Before setting out on a journey, it is always a good idea to take a few steps to prepare yourself for the road ahead. There are many things to do to prepare yourself for a trip, but I’ll spare you the details - hopefully you at least know that comfortable shoes and an extra roll of TP in the backpack are a necessity.
It is always a good idea to grab your travel book of choice, but it doesn’t end there. I like to get all my reading done beforehand, and once I’m on the road I ideally will never have to crack this bad boy for anything but a quick phone number or address. If you’re reading your guide book everyday, you’re not watching the world around you – keep it to a minimum by giving the book a read and getting a checklist going - even if it’s just mental – of the destinations you’d like to see.
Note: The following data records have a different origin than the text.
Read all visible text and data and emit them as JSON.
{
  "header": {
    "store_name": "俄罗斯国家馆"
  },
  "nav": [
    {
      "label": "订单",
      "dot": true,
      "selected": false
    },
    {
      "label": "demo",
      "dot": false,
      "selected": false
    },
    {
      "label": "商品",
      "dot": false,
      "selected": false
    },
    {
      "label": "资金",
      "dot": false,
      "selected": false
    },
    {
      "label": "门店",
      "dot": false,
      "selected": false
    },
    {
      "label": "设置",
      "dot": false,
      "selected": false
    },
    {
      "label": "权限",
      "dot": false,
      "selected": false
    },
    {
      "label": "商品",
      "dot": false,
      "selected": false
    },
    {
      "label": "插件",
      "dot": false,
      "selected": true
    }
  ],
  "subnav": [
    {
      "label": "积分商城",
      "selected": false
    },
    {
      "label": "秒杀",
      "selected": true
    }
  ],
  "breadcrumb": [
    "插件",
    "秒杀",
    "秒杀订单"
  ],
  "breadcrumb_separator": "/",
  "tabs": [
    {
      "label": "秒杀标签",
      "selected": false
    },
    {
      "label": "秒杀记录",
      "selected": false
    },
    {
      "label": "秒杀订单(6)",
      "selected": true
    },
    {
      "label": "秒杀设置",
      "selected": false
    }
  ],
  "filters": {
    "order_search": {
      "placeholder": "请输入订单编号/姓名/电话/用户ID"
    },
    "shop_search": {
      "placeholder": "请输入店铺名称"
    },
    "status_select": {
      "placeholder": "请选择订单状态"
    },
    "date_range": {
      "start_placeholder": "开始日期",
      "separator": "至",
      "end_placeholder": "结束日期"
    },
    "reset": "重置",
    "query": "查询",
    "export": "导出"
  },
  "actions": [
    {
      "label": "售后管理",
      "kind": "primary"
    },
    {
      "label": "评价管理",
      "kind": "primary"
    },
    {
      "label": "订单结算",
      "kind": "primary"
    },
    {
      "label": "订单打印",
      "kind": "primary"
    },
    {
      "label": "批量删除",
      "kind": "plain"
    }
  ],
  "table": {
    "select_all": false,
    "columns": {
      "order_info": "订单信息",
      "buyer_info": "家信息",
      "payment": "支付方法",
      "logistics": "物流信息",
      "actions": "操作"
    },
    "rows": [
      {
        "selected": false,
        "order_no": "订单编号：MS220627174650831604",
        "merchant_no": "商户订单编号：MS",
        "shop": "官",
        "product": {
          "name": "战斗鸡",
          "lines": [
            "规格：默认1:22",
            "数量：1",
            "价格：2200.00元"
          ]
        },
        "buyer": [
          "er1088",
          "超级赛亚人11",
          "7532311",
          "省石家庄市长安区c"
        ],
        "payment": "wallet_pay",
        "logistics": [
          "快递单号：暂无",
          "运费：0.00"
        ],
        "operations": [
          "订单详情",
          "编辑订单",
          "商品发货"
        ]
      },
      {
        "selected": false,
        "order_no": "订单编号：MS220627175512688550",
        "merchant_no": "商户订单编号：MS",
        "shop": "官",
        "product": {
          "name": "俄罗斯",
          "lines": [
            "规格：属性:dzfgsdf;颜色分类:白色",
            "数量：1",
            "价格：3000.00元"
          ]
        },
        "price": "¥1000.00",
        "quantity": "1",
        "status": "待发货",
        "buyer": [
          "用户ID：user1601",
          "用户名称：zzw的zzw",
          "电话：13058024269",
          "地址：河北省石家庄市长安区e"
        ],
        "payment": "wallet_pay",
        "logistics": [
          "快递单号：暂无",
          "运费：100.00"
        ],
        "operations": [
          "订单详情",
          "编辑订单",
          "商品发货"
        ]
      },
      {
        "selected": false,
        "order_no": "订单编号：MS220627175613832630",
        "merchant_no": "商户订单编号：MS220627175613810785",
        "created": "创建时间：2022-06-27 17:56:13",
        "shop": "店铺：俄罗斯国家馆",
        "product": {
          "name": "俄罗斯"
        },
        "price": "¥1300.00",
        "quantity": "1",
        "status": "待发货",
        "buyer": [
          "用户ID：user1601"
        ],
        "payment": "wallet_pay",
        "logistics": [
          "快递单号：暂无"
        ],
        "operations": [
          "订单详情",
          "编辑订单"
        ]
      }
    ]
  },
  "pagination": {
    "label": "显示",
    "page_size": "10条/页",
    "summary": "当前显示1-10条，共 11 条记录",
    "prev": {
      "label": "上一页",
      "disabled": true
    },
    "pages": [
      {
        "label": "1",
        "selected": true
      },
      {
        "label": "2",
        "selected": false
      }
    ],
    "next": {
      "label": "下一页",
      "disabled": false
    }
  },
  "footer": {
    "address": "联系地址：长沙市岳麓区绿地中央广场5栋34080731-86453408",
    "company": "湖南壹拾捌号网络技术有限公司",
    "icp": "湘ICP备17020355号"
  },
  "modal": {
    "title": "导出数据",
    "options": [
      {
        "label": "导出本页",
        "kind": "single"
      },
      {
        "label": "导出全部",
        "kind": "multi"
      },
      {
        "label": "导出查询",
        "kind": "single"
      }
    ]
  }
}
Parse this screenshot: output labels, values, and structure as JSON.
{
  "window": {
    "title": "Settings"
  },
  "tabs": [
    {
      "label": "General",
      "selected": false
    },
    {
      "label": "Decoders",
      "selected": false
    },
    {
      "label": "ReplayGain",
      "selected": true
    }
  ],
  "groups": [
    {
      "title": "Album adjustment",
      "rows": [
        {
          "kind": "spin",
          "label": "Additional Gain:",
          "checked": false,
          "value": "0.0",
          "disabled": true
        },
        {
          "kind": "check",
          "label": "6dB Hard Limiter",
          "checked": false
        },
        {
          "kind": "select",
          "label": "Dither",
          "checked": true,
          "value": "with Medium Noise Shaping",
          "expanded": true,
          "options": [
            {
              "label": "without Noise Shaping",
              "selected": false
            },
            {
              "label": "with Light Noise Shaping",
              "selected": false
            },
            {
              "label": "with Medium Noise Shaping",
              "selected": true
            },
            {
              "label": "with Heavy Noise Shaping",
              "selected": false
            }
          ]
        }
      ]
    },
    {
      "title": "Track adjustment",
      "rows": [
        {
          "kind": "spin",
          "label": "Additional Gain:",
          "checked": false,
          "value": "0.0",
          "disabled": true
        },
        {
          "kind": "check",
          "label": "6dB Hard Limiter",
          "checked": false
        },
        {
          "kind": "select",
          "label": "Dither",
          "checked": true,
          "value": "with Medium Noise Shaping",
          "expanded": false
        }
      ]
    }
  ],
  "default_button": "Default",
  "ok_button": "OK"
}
The most important things I like to take from a guidebook are the best methods of traveling within your immediate surroundings, and I always take note of the scams that each area specializes in. The scam industry is quite advanced in most of the third world, and each place you go will have its own unique method of relocating those green backs from your wallet to theirs. It won’t take long to develop a 6th sense for scammers, but even then it helps to have an idea of what to expect before running out into the jungle with little more than swiss army knife and a fanny pack.
Also, while we’re on the subject, fanny packs! As most of you probably know, fanny packs are not exactly the trendiest of items. That’s why I recommend going big and getting the brightest, most obnoxious fanny pack you can possibly find. Rock it on the side of your hip, rock it without a shirt on, or even rock it front and center in every photo op, but make sure you rock it with a sense of pride and grandeur that boldly tells the world you know how to travel like you mean business. Secretly give the head nod to all fellow fanny packers you pass. You’re in the club now.
But, you know, in all honesty, fanny packs are the best way to protect yourself against forgetfulness and getting pick pocketed. It’ll make your mom happy! What’s not to like?
Most importantly, especially if you are going somewhere for any sort of extended period of time, brush up on the local lingo. Even simply learning hello and thank you will get you a long way in some places, even if you are butchering the pronunciation like a cranky 3 year old. In most places the natives will appreciate the attempt, so even if it makes you feel awkward just show them you’re trying. You’ll be surprised how easy it is once you get the ball rolling and make it your routine, and you might even find people take a special liking to you.
Once you’ve got this down, you should try asking one of the better English speakers you meet for a few more words or tips. Always a great way to make a new friend and learn a bit more. Offer to teach them some English in exchange – you can use little English lessons as currency if you play your cards right, everyone wants to learn it.
But seriously, most importantly do NOT forget the extra roll of TP.